Senate declined RNZ's request for comment saying, "we don't discuss client work".
Competition advocate Tex Edwards, founder of the telco 2degrees, said it was "outrageous" the commission allowed Senate to work on the grocery markets study.
"This is an unacceptable breach of the fine line of the private sector versus the public sector. We're in the middle of a cost-of-living crisis and we have a private sector firm that has a vested interest in protecting its clients' interests."
Edwards said an independent investigation was needed to determine whether the supermarket study had been compromised.
"This is a breach of its high standards that possibly requires a judicial review and it possibly requires a rework of the supermarket study because it is such a substantial breach of protocol," Edwards told RNZ.
"It requires a third party investigation. It requires international benchmarking as to what international best practice should have been and inevitably we need to rework the entire supermarket investigation."
Conflicts declared but details kept secret
The documents reveal several cases where Senate was working for clients in the same industries the Commerce Commission was regulating.
Conflicts of interest were discussed in relation to work Senate was doing for clients in the building industry, but again the details have been redacted from the documents the commission released to RNZ.
The documents also show that when the Commerce Commission imposed penalties on a company for price-fixing in September 2021, Senate was about to start working for a client operating in the same industry.
Senate told the commission it had been asked to do "strategic communications" for the company, whose name was redacted.
"We note an announcement was made this morning in relation to the penalties in the container depot price fixing case," Senate said in an email to the commission. "We didn't have any involvement in the matter. We've yet to begin the formal relationship but have been asked to provide some help from today."
A week later, the commission said it had no objection to Senate working with the client.
The commission told RNZ Senate was not seeking approval to work for the same company it had penalised, but refused to give any further details.
Raj Krishnan, general manager of governance, strategy and engagement, said the Commerce Commission's job was to make New Zealanders better off and building awareness and trust as a regulator was a big part of that.

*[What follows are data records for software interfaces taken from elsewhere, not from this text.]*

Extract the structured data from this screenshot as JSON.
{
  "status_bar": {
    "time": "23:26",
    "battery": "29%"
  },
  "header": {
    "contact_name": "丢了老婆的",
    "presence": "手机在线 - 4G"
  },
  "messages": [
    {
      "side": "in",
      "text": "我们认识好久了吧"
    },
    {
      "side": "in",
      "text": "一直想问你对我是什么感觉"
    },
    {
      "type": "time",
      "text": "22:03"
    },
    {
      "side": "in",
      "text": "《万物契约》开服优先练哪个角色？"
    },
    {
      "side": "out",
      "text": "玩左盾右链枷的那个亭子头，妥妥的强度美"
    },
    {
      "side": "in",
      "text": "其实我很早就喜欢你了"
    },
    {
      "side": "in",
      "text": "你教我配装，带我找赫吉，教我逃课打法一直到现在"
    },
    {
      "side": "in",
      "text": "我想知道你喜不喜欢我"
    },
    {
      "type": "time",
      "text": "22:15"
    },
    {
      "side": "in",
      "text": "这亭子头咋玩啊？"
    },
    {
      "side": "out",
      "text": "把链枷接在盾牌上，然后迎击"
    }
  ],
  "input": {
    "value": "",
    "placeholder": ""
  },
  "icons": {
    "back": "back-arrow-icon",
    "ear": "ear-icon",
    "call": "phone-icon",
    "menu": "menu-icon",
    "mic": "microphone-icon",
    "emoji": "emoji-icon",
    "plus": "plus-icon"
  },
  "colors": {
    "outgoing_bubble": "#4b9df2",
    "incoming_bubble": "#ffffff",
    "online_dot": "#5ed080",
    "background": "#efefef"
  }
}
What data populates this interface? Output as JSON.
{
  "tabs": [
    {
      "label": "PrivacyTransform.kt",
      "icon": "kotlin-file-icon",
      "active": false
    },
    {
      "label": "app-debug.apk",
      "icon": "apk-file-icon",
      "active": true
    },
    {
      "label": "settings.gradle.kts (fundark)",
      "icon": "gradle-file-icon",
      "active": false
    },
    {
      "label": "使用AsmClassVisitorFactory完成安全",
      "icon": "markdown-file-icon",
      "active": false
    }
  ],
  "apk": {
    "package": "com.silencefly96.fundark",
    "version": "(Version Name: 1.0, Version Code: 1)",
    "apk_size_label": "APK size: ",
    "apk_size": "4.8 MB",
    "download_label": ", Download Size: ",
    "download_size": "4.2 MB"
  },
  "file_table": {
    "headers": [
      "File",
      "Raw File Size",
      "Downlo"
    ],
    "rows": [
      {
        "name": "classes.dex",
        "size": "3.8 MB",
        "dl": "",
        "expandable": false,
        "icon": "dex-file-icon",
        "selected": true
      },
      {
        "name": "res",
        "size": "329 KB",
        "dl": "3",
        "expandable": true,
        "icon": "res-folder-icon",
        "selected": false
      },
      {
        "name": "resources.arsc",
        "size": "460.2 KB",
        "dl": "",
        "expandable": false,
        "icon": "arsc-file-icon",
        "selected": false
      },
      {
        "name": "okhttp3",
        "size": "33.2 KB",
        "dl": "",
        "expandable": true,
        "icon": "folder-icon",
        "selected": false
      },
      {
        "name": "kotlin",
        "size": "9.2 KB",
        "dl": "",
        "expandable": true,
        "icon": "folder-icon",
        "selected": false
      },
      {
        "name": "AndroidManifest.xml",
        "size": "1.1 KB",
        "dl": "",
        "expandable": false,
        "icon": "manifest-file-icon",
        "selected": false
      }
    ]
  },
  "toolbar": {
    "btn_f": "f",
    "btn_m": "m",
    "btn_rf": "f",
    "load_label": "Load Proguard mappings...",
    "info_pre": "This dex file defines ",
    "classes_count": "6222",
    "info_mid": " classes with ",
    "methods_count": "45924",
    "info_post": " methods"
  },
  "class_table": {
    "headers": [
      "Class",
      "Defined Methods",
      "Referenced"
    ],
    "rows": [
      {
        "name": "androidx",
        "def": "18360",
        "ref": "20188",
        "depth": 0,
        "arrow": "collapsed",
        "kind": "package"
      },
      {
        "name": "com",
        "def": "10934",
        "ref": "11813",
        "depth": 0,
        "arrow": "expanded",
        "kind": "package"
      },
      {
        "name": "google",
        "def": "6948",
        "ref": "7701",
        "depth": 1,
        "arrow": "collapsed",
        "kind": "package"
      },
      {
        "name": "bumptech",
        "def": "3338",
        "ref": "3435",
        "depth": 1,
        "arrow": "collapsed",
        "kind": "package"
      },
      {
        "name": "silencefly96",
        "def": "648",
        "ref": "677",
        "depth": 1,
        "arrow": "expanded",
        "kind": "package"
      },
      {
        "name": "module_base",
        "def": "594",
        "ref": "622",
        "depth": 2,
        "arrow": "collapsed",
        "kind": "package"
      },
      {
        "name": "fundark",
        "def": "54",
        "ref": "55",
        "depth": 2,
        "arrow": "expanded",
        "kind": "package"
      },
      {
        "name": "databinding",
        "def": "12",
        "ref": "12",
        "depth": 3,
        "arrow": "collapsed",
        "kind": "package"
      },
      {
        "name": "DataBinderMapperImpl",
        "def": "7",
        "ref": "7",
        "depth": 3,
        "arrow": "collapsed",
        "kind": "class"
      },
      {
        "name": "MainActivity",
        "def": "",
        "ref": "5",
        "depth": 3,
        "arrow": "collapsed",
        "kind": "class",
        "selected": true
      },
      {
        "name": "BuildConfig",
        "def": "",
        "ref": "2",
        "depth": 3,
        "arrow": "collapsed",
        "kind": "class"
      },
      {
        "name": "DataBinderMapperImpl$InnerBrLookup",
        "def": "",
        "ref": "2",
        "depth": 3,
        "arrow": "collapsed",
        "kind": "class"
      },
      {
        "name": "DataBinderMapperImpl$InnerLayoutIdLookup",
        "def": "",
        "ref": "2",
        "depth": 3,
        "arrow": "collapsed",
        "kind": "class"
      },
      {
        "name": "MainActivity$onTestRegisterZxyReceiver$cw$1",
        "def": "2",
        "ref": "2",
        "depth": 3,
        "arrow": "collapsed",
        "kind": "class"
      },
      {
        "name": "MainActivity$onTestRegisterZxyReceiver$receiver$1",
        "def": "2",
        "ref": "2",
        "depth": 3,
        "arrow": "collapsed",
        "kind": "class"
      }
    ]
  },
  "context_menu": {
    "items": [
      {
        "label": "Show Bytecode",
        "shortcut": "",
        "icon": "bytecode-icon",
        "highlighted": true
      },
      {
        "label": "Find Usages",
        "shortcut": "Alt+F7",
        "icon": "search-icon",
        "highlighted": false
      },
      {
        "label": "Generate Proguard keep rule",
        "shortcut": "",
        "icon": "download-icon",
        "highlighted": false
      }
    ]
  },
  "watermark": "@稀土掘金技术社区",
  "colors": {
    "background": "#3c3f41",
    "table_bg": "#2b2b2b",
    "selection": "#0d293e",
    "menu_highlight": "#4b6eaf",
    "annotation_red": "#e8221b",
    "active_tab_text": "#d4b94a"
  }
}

He said while Senate did lobbying work for private sector clients it did not do lobbying for the commission, only communications and media training.
Senate, and other contractors, were used "to fill capability or capacity gaps" when needed.
"We allow them to work in the office so that they can be part of the environment that we need them to be in and have the appropriate contact," Krishnan said.
"We provide them with devices so that we can keep information that we have held securely within our system.
"We keep it in-house, we keep it secure and we eliminate the risk of it walking out the door."
The commission had a robust process for managing conflicts of interest and confidentiality.
"We expect our contractors and consultants to declare conflicts and we take ownership and responsibility for ensuring that those conflicts are managed well."
But Rashbrooke said because the commission had redacted details of how the conflicts were managed, the public had to rely on trust.
"We have no way of actually testing that, which is extremely troubling in itself," he said.
"These are some of the biggest industries in New Zealand that we're talking about - gas, energy, building supplies - issues with huge potential for conflicts of interest where there is huge vested interests, huge amounts of profit on the line, and where you would think you would be extra careful about bringing a private firm into the heart of government."
Of all government agencies, the Commerce Commission should be the most guarded about sharing information with the private sector, Rashbrooke said.
"Surely it should be the one that keeps the private sector at arm's length the most, because the Commerce Commission's whole job is to crack down on the private sector when it's doing things that it shouldn't do."